  • I’m willing to bet that a quick test (on something like UsabilityHub) would show that nobody can guess where the menu is.
  • The homepage defaults to showing what’s on, but shows today’s date at the top. That confused me, because I was looking on a Monday and they’re closed that day.
  • The date picker feature is just a pain all round.
  • Can you guess the difference between Red Membership, Green Membership, or Blue Membership? Those are the titles shown in the menu.
  • There’s no Open Graph markup.

I bet there’s more. I’ve only looked at a few pages.

UPDATE: I ran a very quick test and yeah, 84% of people failed to guess where the menu was. That’s crazy. They also took on average of 30 seconds to complete the test – that’s a lot of time to do such a simple task.

It’s common enough to use a logo as a link to the homepage (and from the user testing I’ve done before, even that’s not universally understood), but I’ve never come across it being used to open the menu before. Apparently I’m not alone.

To sum up

There’s nothing here that can’t be fixed, and presumably the website is a work in progress. But…

It’s not as if the things I’ve pointed out here are fancy ‘nice to haves’. They’re the basic building blocks of a competently built website. This stuff isn’t hard, and I really can’t see why a progressive, forward-looking organisation can’t reach that minimum level.

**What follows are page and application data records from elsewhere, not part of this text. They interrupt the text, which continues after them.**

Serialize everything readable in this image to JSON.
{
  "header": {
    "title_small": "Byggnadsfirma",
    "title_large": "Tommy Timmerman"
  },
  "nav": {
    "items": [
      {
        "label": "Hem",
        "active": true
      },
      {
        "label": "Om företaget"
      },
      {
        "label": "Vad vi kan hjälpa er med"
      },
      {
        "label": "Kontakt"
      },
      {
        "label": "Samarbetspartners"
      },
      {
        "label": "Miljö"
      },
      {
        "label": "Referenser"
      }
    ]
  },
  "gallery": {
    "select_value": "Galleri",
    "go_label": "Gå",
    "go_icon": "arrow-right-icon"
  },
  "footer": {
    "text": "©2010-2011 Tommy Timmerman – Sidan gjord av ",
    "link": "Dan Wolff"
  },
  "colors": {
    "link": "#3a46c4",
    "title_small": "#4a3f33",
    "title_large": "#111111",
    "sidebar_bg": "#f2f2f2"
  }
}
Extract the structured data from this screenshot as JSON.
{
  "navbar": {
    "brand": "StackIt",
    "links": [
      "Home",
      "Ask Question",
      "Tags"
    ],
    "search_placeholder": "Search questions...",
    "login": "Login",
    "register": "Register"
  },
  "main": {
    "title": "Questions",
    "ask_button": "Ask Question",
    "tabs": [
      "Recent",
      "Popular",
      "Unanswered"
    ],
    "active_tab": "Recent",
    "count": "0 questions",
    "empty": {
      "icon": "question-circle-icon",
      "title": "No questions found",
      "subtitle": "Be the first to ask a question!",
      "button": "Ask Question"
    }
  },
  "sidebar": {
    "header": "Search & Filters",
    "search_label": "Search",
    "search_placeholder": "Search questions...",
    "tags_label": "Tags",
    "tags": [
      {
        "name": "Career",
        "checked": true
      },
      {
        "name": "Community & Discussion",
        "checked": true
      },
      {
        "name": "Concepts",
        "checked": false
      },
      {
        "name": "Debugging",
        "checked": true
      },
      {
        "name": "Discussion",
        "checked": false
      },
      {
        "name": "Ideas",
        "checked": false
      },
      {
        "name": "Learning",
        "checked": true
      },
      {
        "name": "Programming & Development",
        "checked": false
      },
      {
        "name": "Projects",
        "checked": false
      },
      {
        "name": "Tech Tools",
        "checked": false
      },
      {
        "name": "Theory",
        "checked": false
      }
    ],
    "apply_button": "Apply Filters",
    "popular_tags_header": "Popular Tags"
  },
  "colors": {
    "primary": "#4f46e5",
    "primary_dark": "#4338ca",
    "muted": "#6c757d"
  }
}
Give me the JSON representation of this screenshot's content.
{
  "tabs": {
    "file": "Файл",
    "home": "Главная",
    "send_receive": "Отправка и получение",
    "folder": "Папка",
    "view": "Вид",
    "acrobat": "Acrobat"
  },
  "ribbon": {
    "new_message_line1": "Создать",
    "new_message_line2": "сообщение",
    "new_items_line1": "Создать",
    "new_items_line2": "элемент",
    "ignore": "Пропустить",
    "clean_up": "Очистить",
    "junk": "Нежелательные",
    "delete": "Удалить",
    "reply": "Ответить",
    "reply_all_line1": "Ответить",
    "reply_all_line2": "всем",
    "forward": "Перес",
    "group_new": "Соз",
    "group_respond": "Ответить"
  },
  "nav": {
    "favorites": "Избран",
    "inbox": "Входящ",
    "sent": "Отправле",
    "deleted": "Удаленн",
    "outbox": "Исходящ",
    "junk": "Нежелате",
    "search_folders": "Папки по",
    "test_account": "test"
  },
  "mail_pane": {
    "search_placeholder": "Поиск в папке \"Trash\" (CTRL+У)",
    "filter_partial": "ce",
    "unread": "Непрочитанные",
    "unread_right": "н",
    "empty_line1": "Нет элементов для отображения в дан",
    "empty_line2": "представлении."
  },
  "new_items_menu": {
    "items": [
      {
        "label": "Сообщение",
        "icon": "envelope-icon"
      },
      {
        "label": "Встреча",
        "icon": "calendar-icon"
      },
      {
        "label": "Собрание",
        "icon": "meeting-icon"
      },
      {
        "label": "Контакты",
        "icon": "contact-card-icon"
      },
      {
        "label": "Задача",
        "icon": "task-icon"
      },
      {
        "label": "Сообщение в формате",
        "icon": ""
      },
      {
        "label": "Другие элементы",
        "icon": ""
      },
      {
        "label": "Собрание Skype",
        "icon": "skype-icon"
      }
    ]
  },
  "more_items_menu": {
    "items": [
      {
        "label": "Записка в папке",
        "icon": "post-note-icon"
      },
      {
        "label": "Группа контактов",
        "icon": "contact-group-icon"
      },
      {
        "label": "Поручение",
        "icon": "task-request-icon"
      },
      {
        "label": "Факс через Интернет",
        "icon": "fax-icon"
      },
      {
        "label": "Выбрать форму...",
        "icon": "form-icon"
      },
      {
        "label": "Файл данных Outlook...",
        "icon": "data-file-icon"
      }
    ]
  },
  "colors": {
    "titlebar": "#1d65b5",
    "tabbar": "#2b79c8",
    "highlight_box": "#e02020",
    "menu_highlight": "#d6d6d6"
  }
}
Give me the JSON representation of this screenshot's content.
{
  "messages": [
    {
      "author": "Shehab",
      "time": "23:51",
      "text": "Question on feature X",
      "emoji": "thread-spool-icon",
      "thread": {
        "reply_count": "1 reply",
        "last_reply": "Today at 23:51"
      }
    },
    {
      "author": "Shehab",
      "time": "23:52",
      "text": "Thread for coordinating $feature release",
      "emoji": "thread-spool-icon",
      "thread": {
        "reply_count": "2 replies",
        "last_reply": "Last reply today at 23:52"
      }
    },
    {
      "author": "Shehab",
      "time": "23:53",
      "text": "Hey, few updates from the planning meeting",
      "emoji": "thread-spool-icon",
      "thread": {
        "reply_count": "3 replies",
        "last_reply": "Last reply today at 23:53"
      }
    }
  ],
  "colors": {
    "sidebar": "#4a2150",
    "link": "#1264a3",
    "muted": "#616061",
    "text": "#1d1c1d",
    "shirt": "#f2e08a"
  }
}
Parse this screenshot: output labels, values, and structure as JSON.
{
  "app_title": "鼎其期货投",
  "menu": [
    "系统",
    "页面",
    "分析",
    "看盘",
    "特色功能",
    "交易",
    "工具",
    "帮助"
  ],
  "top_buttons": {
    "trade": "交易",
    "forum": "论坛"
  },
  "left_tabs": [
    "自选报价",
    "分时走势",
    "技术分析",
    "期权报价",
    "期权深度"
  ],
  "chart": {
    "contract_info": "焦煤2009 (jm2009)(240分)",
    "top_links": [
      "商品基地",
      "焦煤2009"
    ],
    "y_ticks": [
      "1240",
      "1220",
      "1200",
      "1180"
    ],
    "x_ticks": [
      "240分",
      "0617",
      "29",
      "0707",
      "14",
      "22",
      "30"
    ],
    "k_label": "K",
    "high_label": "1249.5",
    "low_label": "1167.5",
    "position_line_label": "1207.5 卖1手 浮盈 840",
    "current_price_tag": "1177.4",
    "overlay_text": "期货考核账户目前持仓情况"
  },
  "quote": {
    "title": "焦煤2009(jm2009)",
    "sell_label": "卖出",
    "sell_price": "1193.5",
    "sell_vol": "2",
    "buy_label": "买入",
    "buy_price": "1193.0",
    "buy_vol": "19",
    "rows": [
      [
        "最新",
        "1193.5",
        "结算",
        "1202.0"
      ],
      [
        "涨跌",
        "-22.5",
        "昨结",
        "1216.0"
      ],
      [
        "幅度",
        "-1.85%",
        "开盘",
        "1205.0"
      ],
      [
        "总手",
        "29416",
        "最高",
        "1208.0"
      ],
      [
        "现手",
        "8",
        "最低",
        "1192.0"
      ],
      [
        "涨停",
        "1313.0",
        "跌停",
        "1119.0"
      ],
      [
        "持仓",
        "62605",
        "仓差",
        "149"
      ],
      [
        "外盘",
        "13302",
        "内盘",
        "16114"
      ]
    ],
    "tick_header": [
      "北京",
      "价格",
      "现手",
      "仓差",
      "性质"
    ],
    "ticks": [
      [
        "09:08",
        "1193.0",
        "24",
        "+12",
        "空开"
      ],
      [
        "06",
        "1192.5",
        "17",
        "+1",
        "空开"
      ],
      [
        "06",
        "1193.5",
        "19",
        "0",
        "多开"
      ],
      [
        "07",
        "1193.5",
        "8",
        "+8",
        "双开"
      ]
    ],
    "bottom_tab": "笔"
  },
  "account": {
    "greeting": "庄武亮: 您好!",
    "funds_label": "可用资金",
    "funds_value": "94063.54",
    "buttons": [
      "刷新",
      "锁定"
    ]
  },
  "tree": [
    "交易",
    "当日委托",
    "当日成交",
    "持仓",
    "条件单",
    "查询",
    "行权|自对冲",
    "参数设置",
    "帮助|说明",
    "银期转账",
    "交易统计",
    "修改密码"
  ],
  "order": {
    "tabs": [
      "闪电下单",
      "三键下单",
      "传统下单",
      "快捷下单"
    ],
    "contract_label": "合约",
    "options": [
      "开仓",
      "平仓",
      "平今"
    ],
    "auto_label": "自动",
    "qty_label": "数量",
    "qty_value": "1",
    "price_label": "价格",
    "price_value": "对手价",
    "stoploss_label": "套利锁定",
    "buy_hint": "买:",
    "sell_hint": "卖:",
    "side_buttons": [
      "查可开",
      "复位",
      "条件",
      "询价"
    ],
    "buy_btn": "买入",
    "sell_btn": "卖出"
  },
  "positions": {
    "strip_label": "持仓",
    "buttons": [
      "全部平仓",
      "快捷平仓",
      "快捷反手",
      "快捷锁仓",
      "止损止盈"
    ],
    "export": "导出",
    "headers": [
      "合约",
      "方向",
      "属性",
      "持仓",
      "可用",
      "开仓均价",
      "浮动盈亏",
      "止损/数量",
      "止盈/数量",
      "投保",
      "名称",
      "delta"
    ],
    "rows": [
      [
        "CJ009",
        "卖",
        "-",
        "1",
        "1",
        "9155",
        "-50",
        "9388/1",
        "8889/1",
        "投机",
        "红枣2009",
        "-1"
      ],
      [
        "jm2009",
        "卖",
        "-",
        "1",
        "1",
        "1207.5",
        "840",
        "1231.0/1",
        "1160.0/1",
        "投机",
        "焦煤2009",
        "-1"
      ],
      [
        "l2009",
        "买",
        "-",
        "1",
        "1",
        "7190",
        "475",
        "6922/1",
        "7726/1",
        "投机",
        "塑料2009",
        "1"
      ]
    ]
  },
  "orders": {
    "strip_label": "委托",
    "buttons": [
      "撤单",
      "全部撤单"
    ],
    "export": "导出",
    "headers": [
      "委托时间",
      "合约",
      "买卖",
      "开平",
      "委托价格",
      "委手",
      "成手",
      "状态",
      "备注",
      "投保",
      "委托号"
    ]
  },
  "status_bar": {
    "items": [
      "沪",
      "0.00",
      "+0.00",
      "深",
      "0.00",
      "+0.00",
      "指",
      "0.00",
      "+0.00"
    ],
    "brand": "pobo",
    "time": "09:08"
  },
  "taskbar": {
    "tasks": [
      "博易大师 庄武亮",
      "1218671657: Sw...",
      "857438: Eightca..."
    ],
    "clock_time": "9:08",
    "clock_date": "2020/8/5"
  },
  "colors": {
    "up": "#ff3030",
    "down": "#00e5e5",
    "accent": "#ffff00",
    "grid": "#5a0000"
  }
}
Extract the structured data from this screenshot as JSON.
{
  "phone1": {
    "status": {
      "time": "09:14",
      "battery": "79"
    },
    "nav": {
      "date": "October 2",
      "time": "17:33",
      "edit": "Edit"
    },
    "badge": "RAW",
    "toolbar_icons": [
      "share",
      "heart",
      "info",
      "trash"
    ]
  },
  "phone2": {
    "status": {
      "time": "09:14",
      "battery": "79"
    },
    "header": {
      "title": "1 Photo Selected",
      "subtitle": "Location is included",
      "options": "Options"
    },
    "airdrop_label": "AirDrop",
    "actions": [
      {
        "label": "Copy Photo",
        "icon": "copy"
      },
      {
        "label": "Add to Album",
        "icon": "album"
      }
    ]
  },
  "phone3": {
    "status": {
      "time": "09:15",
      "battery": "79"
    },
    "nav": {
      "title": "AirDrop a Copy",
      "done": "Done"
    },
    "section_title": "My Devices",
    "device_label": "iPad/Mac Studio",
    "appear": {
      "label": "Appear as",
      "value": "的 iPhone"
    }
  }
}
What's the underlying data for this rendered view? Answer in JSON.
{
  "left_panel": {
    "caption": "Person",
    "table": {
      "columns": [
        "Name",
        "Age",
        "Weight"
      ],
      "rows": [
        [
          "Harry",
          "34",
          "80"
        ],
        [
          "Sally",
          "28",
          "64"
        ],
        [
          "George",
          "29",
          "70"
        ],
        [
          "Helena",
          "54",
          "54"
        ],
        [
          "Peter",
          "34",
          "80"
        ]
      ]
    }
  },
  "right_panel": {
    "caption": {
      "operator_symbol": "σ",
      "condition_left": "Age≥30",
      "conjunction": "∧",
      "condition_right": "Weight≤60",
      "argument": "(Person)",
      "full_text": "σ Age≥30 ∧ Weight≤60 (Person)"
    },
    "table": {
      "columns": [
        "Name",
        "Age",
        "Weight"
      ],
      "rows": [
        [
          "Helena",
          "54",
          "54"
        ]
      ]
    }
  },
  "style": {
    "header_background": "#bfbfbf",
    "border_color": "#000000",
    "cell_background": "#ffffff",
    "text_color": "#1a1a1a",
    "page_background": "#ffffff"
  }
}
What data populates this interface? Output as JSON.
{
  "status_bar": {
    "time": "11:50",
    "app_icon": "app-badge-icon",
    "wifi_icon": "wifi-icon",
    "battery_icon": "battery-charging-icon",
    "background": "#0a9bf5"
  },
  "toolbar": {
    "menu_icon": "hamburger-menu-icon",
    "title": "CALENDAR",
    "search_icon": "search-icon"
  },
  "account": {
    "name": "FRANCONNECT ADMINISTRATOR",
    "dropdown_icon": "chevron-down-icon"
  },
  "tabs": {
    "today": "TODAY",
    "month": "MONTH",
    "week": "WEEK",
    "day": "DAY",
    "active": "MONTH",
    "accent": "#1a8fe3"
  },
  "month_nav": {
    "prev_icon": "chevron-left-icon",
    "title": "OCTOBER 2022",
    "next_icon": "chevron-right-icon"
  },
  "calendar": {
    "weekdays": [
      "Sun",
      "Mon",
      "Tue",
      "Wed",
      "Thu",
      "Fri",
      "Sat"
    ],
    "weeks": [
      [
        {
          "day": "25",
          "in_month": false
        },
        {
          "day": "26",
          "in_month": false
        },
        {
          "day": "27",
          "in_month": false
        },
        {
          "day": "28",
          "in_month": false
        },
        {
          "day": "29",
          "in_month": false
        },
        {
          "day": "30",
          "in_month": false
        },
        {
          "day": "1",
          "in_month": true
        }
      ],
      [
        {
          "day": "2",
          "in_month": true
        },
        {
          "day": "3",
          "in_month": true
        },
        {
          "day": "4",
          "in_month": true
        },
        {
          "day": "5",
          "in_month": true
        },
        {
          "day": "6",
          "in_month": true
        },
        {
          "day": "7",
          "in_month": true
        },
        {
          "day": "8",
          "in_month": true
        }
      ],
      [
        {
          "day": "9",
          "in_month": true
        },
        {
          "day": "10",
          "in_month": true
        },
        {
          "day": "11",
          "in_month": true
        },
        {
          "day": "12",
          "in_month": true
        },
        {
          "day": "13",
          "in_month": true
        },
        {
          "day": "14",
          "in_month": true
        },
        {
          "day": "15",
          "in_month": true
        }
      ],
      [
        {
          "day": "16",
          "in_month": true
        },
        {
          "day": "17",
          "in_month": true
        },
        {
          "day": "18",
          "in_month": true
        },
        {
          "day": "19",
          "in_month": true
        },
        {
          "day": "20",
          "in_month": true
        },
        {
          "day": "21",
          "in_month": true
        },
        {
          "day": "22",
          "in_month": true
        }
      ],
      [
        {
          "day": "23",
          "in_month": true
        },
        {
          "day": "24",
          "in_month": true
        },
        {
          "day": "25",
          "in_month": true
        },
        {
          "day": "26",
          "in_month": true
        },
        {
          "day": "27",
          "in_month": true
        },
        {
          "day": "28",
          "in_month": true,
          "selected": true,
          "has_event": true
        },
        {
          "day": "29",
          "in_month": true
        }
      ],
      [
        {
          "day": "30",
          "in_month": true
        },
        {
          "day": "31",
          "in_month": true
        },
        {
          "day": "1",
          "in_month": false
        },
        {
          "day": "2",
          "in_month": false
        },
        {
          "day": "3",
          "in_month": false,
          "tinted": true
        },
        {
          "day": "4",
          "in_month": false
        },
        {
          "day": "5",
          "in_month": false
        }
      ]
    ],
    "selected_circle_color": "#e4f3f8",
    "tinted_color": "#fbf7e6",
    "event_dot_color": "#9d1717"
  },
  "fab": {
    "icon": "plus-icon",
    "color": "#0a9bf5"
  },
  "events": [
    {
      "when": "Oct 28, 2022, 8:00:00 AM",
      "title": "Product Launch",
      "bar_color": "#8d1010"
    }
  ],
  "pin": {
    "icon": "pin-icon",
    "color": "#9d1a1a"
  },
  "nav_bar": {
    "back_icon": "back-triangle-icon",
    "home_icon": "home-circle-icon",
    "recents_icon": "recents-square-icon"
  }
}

Finally, I just want to make clear that I’m not talking about the general look and feel of the site here. That’s much more of a subjective thing. It’s not my cup of tea, but then I don’t think I’m their target audience.